Sometimes I wish I could give my younger self a hug. I imagine the little girl with bunches and a block fringe, stumbling towards me, arms outstretched. Her freckled nose scrunched from her cheeky grin. These thoughts often wander back when I’m hours deep into procrastinating – drawing, filming, cutting and sticking, creating film plots in my head. I long for my younger self’s creativity, her ability to dedicate hours to make a stop-motion with her Sylvanian families, design bank notes, id cards, set up shops or reception desks.

The simplicities of childhood are special, where the only thing that mattered was which toys to play with, what was for pudding or in my case, how long it would take me to save up to buy a laminator (can you tell I was an only child?). That innocence holds an optimism we often lack as adults, a sad loss that often goes unnoticed or ignored. These simplicities fade more and more everyday as we are introduced to the harsh and unrelenting nature of modern-day adult life. The worries of career prospects, paying the bills, rent, and of course the most gut-wrenching question: M&Ms or Donervans? Yet, the person we are today is hugely influenced by the experiences of our formative years. Hence, the new movement to ‘reconnect’ with our inner child.

Our inner child is said to be an unconscious part of the psyche, holding onto both the negative and positive aspects of our childhood. The ways we have been brought up, cared for, shown love, even the fears our younger selves worried about, all impact us today.  It influences and informs many of our decisions, actions and particularly emotional responses.  This can impact a variety of areas in our life, from our self-esteem to the ways we interact in our relationships. There is a certain sense of vulnerability that comes with our inner child. Whether it’s reacting strongly to criticism, avoiding conflict or hiding our emotions, the little girls who just wanted to do right are deeply imbedded within our emotional and psychological complexions. We all have an inner child inside of us, whether we have been impacted by traumatic experiences or not.


There are numerous ways to reconnect with a plethora of resources online, on Instagram, Youtube, or Tik Tok. They often draw back to recreating those innocent childlike joys. Making a mess, buying yourself something stupid (I’d recommend a ridiculously overpriced Jellycat), getting creative, watching ‘The Wizard of Oz’ or reading ‘Peace At Last’. Other practises like mindfulness, meditation, journaling, writing a letter to your younger self or even looking at old baby photos are said to help deconstruct those views we subconsciously hold by interacting with our childhood memories.

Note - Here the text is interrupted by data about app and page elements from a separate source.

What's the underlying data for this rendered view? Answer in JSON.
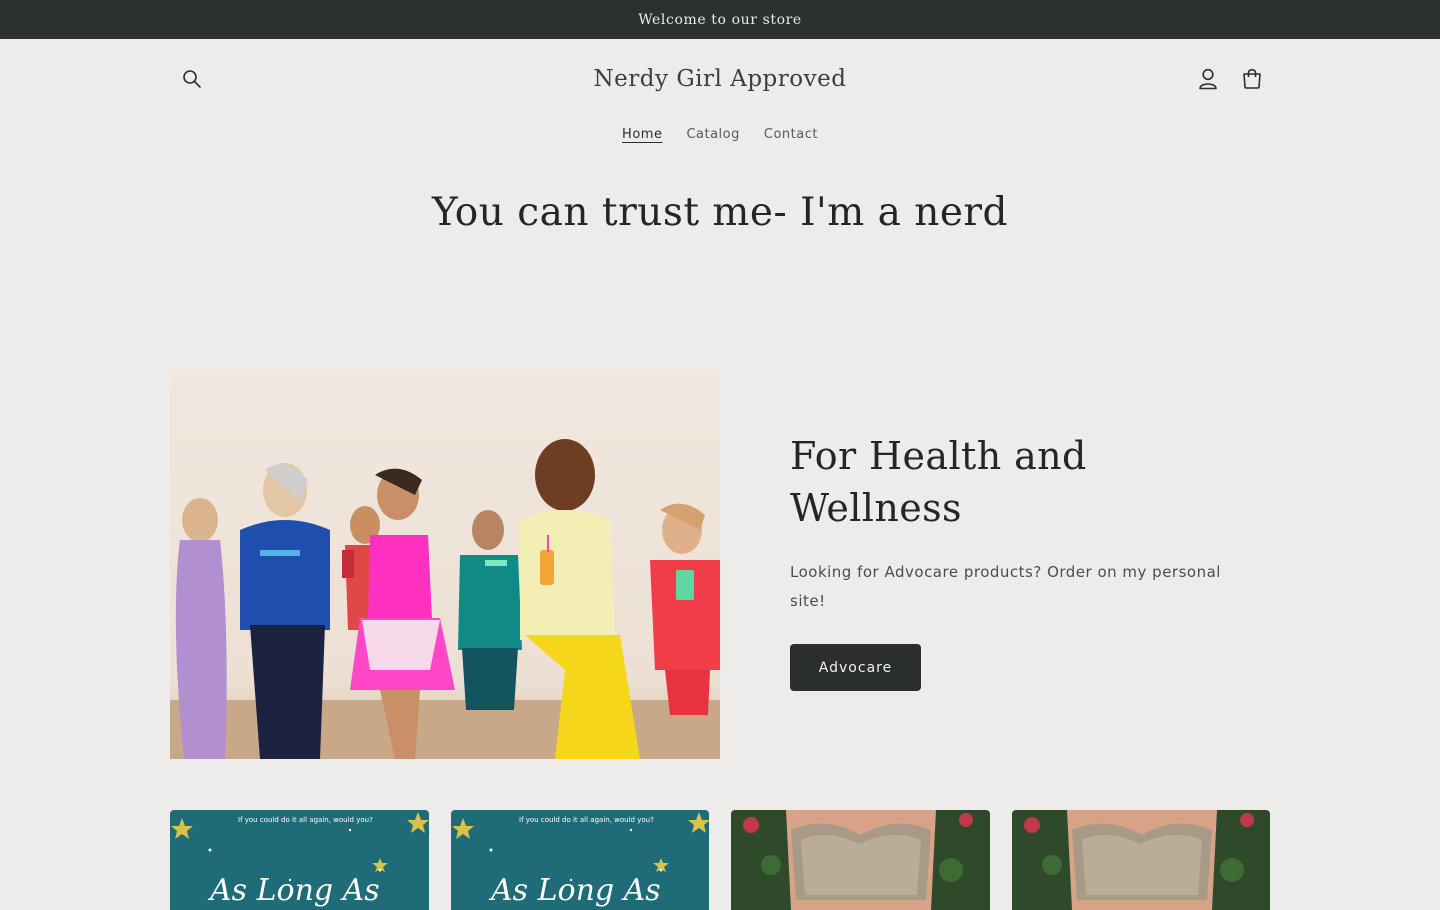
{
  "announcement": {
    "text": "Welcome to our store"
  },
  "header": {
    "store_name": "Nerdy Girl Approved",
    "icons": {
      "search": "search-icon",
      "account": "account-icon",
      "cart": "cart-icon"
    }
  },
  "nav": {
    "items": [
      {
        "label": "Home",
        "active": true
      },
      {
        "label": "Catalog",
        "active": false
      },
      {
        "label": "Contact",
        "active": false
      }
    ]
  },
  "hero": {
    "title": "You can trust me- I'm a nerd"
  },
  "feature": {
    "heading": "For Health and Wellness",
    "body": "Looking for Advocare products? Order on my personal site!",
    "button_label": "Advocare"
  },
  "products": {
    "cards": [
      {
        "cover_text": "If you could do it all again, would you?",
        "cover_title": "As Long As"
      },
      {
        "cover_text": "If you could do it all again, would you?",
        "cover_title": "As Long As"
      },
      {
        "image": "sequined-dress-photo"
      },
      {
        "image": "sequined-dress-photo"
      }
    ]
  },
  "colors": {
    "background": "#eeecea",
    "announcement_bg": "#2c302e",
    "button_bg": "#2a2e2c",
    "book_cover_teal": "#1f6b78"
  }
}
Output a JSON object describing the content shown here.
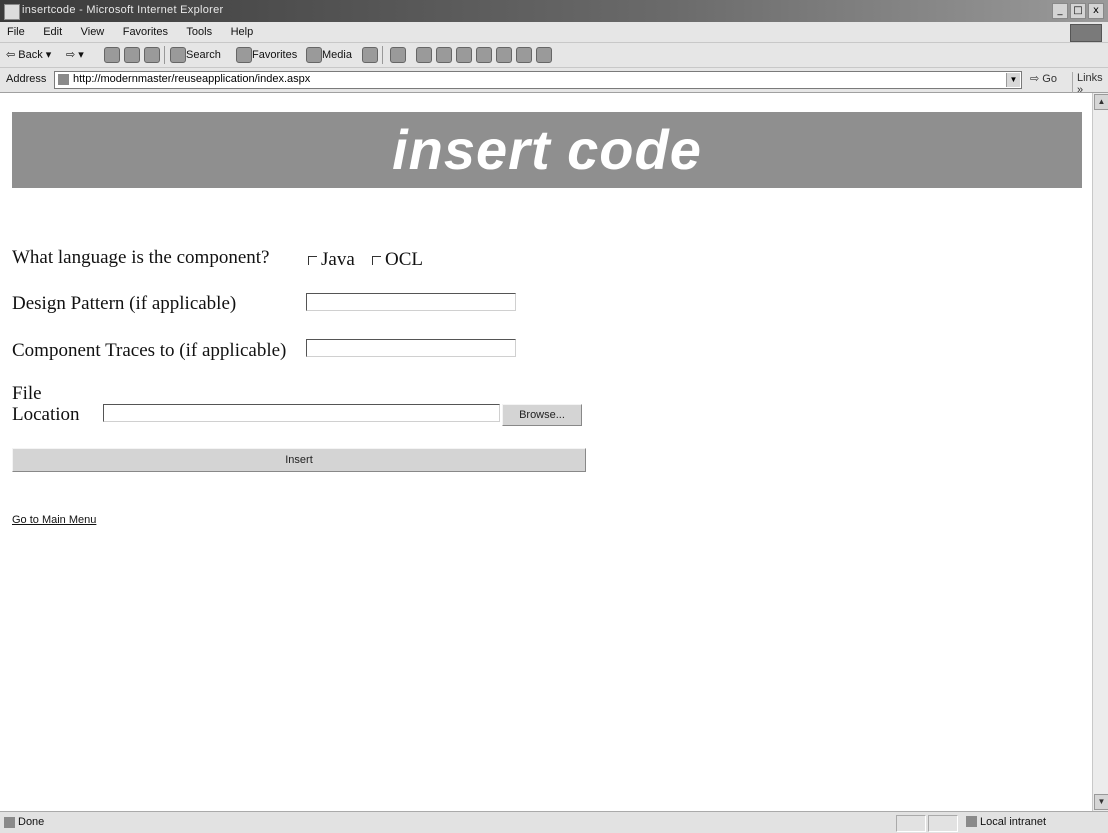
{
  "window": {
    "title": "insertcode - Microsoft Internet Explorer",
    "controls": [
      "_",
      "□",
      "x"
    ]
  },
  "menu": [
    "File",
    "Edit",
    "View",
    "Favorites",
    "Tools",
    "Help"
  ],
  "toolbar": {
    "back": "Back",
    "search": "Search",
    "favorites": "Favorites",
    "media": "Media"
  },
  "address": {
    "label": "Address",
    "url": "http://modernmaster/reuseapplication/index.aspx",
    "go": "Go",
    "links": "Links »"
  },
  "page": {
    "banner": "insert code",
    "language_question": "What language is the component?",
    "language_options": [
      "Java",
      "OCL"
    ],
    "design_pattern_label": "Design Pattern (if applicable)",
    "design_pattern_value": "",
    "traces_label": "Component Traces to (if applicable)",
    "traces_value": "",
    "file_label_line1": "File",
    "file_label_line2": "Location",
    "file_value": "",
    "browse_label": "Browse...",
    "insert_label": "Insert",
    "main_menu_link": "Go to Main Menu"
  },
  "status": {
    "text": "Done",
    "zone": "Local intranet"
  },
  "colors": {
    "banner_bg": "#8f8f8f",
    "banner_text": "#ffffff",
    "titlebar": "#4a4a4a"
  }
}
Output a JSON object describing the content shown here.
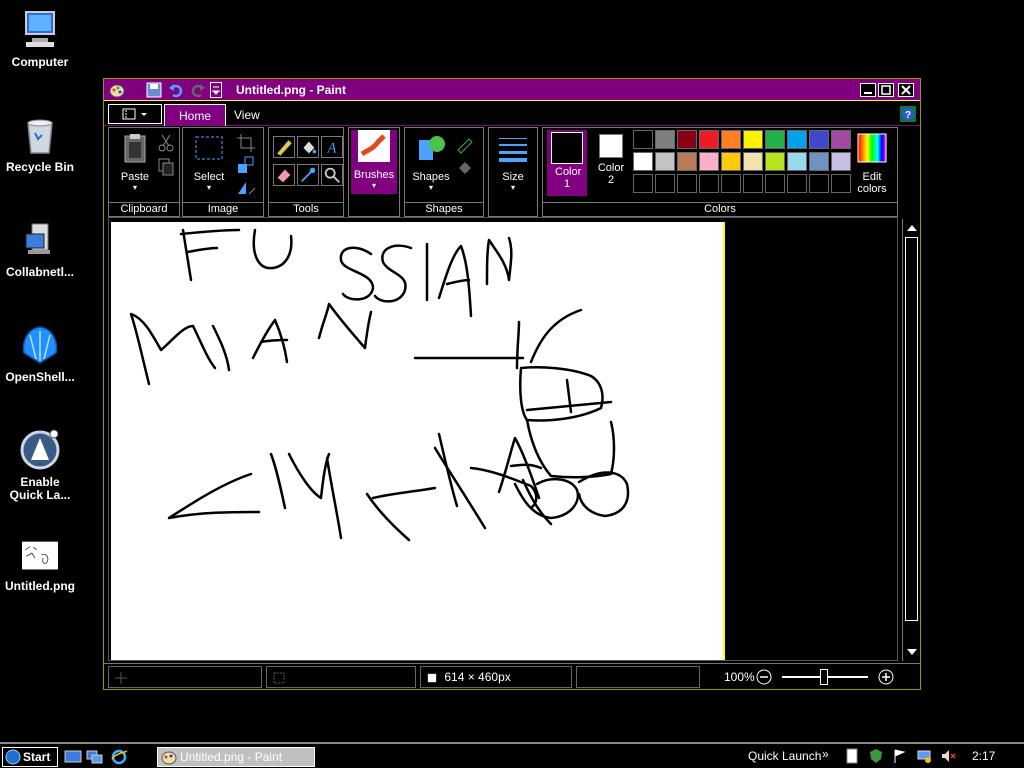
{
  "desktop": {
    "icons": [
      {
        "label": "Computer",
        "icon": "computer-icon"
      },
      {
        "label": "Recycle Bin",
        "icon": "recycle-bin-icon"
      },
      {
        "label": "Collabnetl...",
        "icon": "collabnet-icon"
      },
      {
        "label": "OpenShell...",
        "icon": "openshell-icon"
      },
      {
        "label": "Enable Quick La...",
        "icon": "quick-launch-icon"
      },
      {
        "label": "Untitled.png",
        "icon": "image-file-icon"
      }
    ]
  },
  "window": {
    "title": "Untitled.png - Paint",
    "tabs": [
      {
        "label": "Home",
        "active": true
      },
      {
        "label": "View",
        "active": false
      }
    ],
    "ribbon": {
      "clipboard": {
        "group_label": "Clipboard",
        "paste_label": "Paste"
      },
      "image": {
        "group_label": "Image",
        "select_label": "Select"
      },
      "tools": {
        "group_label": "Tools"
      },
      "brushes": {
        "label": "Brushes"
      },
      "shapes": {
        "group_label": "Shapes",
        "shapes_label": "Shapes"
      },
      "size": {
        "label": "Size"
      },
      "colors": {
        "group_label": "Colors",
        "color1_label": "Color 1",
        "color2_label": "Color 2",
        "color1_value": "#000000",
        "color2_value": "#ffffff",
        "edit_label": "Edit colors",
        "palette_row1": [
          "#000000",
          "#7f7f7f",
          "#880015",
          "#ed1c24",
          "#ff7f27",
          "#fff200",
          "#22b14c",
          "#00a2e8",
          "#3f48cc",
          "#a349a4"
        ],
        "palette_row2": [
          "#ffffff",
          "#c3c3c3",
          "#b97a57",
          "#ffaec9",
          "#ffc90e",
          "#efe4b0",
          "#b5e61d",
          "#99d9ea",
          "#7092be",
          "#c8bfe7"
        ]
      }
    },
    "status": {
      "canvas_size": "614 × 460px",
      "zoom": "100%"
    }
  },
  "taskbar": {
    "start_label": "Start",
    "task_label": "Untitled.png - Paint",
    "quick_launch_label": "Quick Launch",
    "clock": "2:17"
  },
  "colors": {
    "titlebar": "#800080",
    "accent_border": "#ffff00"
  }
}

Dr. Venetia Leonidaki argues that this allowsus to both heal our child self and adult self. We can learn a lot more about ourselves than we thought, especially why we react in certain ways. Reconnecting with our inner child broadens our range of emotions, enhancing our long-hidden creativity. Self-worth and self-compassion bloom as we embrace and reclaim our childhood. This level of acceptance shapes our adult lives enabling a much fuller and emotional experience to life.

It’s particularly interesting having looked into this concept of the ‘inner child’ as a woman. So much of what we absorbed as a child, impacts how we view ourselves now as adults. Depictions of body image on Disney Channel, the 2015 craze for the notorious ‘one size fits all’ Brandy Melville, diet culture and ‘glow up trends’, the list goes on. Of course, so many amazing people are starting to point these out but that doesn’t negate the fact that the majority of us were surrounded by these harmful concepts in our most vulnerable early years. And perhaps reconnecting with our inner child could help deconstruct those myths that are so deeply engrained within us, even if we attempt to outwardly reject them.

3rd year History student at Bristol Uni with a love of Film, Feminism and Food!!